Upgrade for a Better Experience

Canandaigua National Bank & Trust would like to encourage all of our customers to update their internet browsers as new releases are made available. Using the most recent browser version ensures the best security, design experience, speed and functionality.

Continue to CNBank.com

If you have any comments or concerns, please contact our Customer Call Center at 585.394.4260 ext. 0.

Your Bank > Education and Advice > CNB University

Health Savings Accounts: An Overview

Margaret Meyer
Margaret W. Meyer is Vice President - Personal Banking/Insurance Manager and can be reached at MMeyer@CNBank.com or (585) 249-4980 x41034.

Affordable health care has become a hot button issue with many Americans. A relatively new option — the Health Savings Account, or HSA — has both benefits and drawbacks. Here’s a brief look.

Who Can Have One?

Employers can offer HSAs to eligible employees as an employee benefit. Individuals and self-employed individuals who are under age 65 also can set up an HSA on their own.

What Is It?

An HSA is a tax-advantaged savings account that the account holder can use to pay out-of-pocket medical expenses. An HSA is available only in conjunction with a “high deductible” health insurance plan — for 2012, one with a deductible of at least $1,200 (individual) and $2,400 (family) and that limits annual out-of-pocket expenses to $6,050 (individual) and $12,100 (family).

How Much Can Be Contributed?

The account can be funded with up to $3,100 (individual) and $6,250 (family) in 2012 ($258.33 and $520.83 a month, respectively) and up to $3,250 (individual) and $6,450 (family) in 2013 ($270.83 and $537.50 a month, respectively). These limits will be inflation-adjusted in the future. Individuals over the age of 55 can make additional “catch-up” contributions of up to $1,000 every year.

What Are the Tax Advantages?

Individual contributions to an HSA are tax deductible. Employer contributions are excluded from employee income and deductible by the employer. Money in the account grows tax deferred and no federal income taxes are imposed on HSA withdrawals used to pay the unreimbursed medical expenses (including long-term care expenses) of the account holder and his/her spouse and dependents. Withdrawals for non-medical purposes would be subject to income taxes and a possible 20% penalty.

Is There a Use-It-or-Lose-It Rule?

Unlike its cousin, the health-care flexible spending account, an HSA does not require the account holder to forfeit any money not spent by the end of the year. Thus, individuals who don’t need to use their HSA savings in a particular year simply retain the funds for use in the future. Employees take their accounts with them when they change jobs.

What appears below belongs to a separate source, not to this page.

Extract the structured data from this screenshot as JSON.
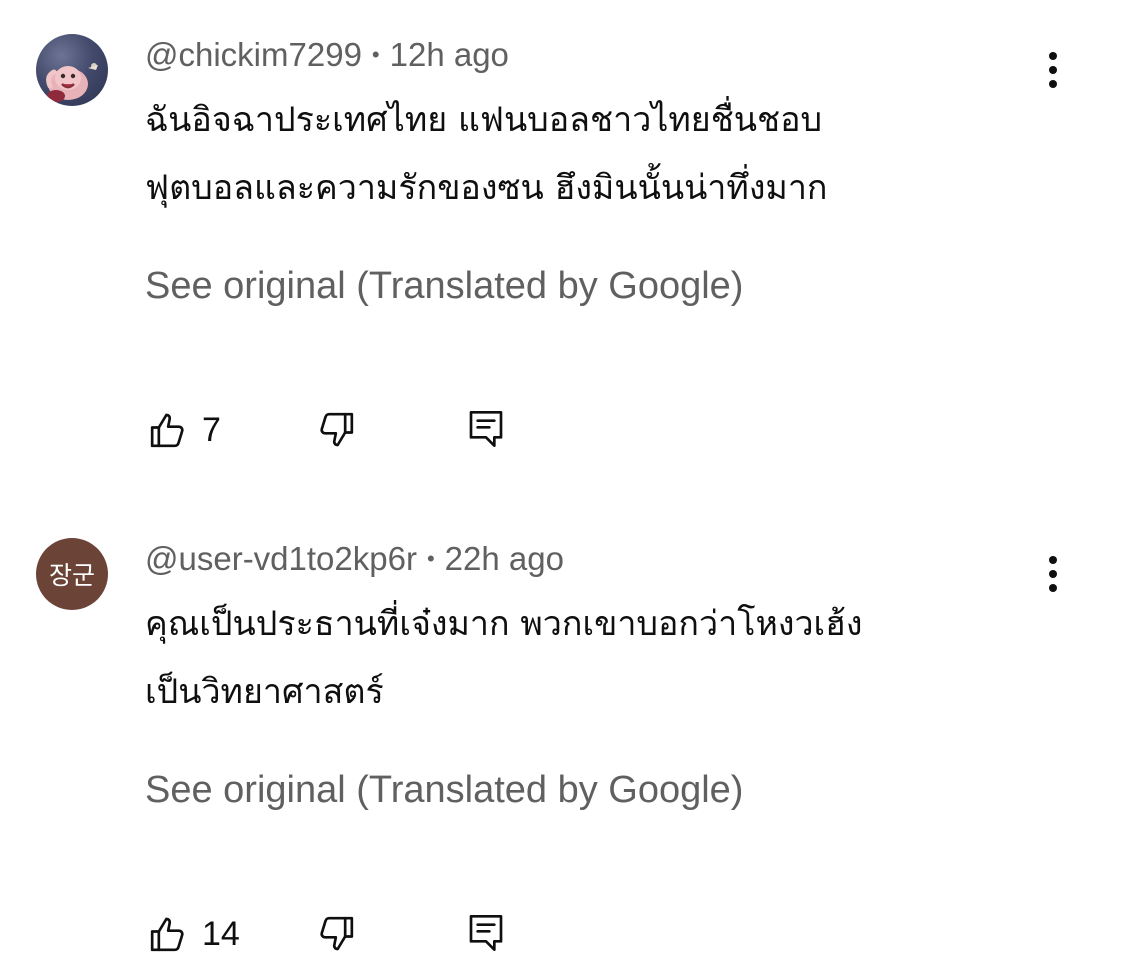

If you are interested in knowing more about HSAs, please don’t hesitate to contact us.

HSA Home Page